I'd not been to Lacock before, so was not sure what to expect but having been to a few old country houses and manors I had some preconceived ideas. Turns out that I was wrong on most counts! The gardens were very natural, not the highly landscaped flower beds I have seen so many times before. I would have loved it there as a kid, so many places to hide!
The only problem was the rain. It was quite heavy at times and that made it hard to get any clear shots without there being other visitors in the frame. The shot of the cloisters above was taken in a brief break between the showers. One good thing about the rain is the nice saturated colours.
During another break I took a walk out to the orchard and loved the way the church looked against the sky.

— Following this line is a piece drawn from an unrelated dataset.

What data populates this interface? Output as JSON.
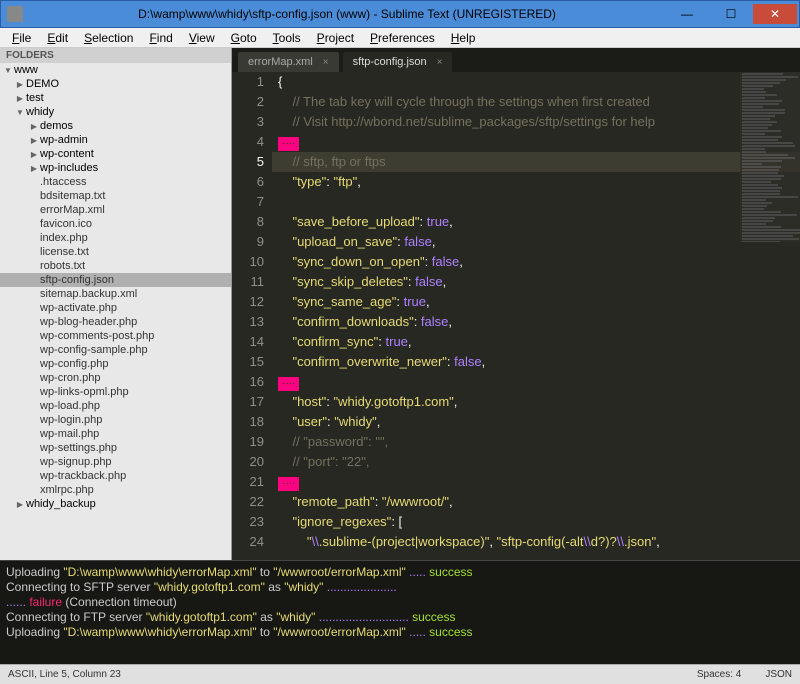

Not long after taking this photo I was caught out by another downpour so headed back to the cloisters and the dry. I was fortunate enough to just get this photo before people in the room at the end of the cloister walked out. If you look carefully you can just make out the silhouette of one of them.
I had planned on doing some HDR shots too but due to the number of people around I only managed one image.

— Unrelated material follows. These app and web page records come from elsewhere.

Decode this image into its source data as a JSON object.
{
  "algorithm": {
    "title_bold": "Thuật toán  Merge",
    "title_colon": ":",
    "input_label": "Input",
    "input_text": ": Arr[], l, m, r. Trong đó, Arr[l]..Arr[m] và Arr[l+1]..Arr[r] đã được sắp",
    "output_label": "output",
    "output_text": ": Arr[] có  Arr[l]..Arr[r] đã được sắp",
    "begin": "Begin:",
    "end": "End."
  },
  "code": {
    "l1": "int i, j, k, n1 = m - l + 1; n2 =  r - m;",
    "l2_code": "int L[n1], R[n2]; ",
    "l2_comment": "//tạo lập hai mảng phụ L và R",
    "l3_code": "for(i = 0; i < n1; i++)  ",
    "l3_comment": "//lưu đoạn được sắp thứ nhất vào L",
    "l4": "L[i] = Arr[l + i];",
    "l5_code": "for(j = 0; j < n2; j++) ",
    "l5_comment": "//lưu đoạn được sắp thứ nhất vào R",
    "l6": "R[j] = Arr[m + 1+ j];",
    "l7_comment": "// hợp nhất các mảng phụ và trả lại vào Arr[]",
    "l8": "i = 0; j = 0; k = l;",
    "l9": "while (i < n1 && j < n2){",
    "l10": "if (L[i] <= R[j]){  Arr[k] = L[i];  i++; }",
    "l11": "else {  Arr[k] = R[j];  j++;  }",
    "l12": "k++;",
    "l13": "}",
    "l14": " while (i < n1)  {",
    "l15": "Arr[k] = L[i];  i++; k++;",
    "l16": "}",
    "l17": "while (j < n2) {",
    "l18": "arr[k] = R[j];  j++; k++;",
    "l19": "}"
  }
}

HDR is often used to give a surreal look to a photo but I like to keep it simple and use it just to enhance the image. The three shots below show why HDR is useful. In the centre shot you see the "normal" exposure for the room. It looks fine, but the scene outside the window is too bright and gets blown to white. Exposing for the outside plunges the room into darkness. The third shot exposes to get detail in the shadows.

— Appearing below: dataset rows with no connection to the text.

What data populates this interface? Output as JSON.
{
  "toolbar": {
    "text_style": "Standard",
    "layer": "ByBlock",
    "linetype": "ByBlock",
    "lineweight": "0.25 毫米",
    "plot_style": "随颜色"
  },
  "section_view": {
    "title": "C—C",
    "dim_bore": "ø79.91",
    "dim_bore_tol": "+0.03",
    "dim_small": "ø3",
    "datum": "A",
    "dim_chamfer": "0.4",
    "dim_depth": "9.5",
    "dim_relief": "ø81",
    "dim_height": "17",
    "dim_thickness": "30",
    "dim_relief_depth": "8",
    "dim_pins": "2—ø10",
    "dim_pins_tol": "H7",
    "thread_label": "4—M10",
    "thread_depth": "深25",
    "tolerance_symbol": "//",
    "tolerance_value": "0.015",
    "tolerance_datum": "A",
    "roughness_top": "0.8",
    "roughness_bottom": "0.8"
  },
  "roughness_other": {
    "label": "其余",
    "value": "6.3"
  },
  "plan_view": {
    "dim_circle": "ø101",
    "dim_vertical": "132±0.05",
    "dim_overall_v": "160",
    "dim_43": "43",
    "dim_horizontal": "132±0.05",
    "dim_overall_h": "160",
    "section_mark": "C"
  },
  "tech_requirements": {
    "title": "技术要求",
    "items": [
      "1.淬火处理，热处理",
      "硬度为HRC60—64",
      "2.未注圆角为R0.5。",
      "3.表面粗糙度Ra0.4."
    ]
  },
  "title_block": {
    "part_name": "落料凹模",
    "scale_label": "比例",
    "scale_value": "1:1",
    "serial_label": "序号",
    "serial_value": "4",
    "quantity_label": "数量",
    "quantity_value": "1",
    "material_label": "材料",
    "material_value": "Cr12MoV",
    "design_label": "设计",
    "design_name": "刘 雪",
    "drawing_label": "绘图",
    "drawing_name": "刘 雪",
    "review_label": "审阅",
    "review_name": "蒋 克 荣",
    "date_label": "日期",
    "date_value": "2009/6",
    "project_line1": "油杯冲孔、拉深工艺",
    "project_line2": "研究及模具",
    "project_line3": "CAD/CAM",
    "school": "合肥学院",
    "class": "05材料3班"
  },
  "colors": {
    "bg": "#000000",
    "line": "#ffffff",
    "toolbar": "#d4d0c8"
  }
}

Combining the three you get something closer to what the eye can see.
Another thing worth looking at if you visit Lacock is the William Henry Fox Talbot Photography Museum. You can learn about the history of photography and the process patented by Fox Talbot in the 1800's and see prints of some of his photos.
Like other houses, there are many paintings to see at Lacock, but there are also the photos by Fox Talbot himself. For me the photos have something very special about them. A painting shows an artists impression of his subject but a photograph captures the actual person, as they were at that instant in time. It is one of the things I love most about photography and why I am drawn to photograph people more than any other subject.
At the moment the museum also houses a gallery of photographs by Basil Pao. If you have watched the Michael Palin adventures on TV then you may recognise many of these photographs as Basil travelled with Michael on many of his trips. There are some amazing portraits in the collection.
Unfortunately I had time only to take a brief look around the village. Next time I will plan better!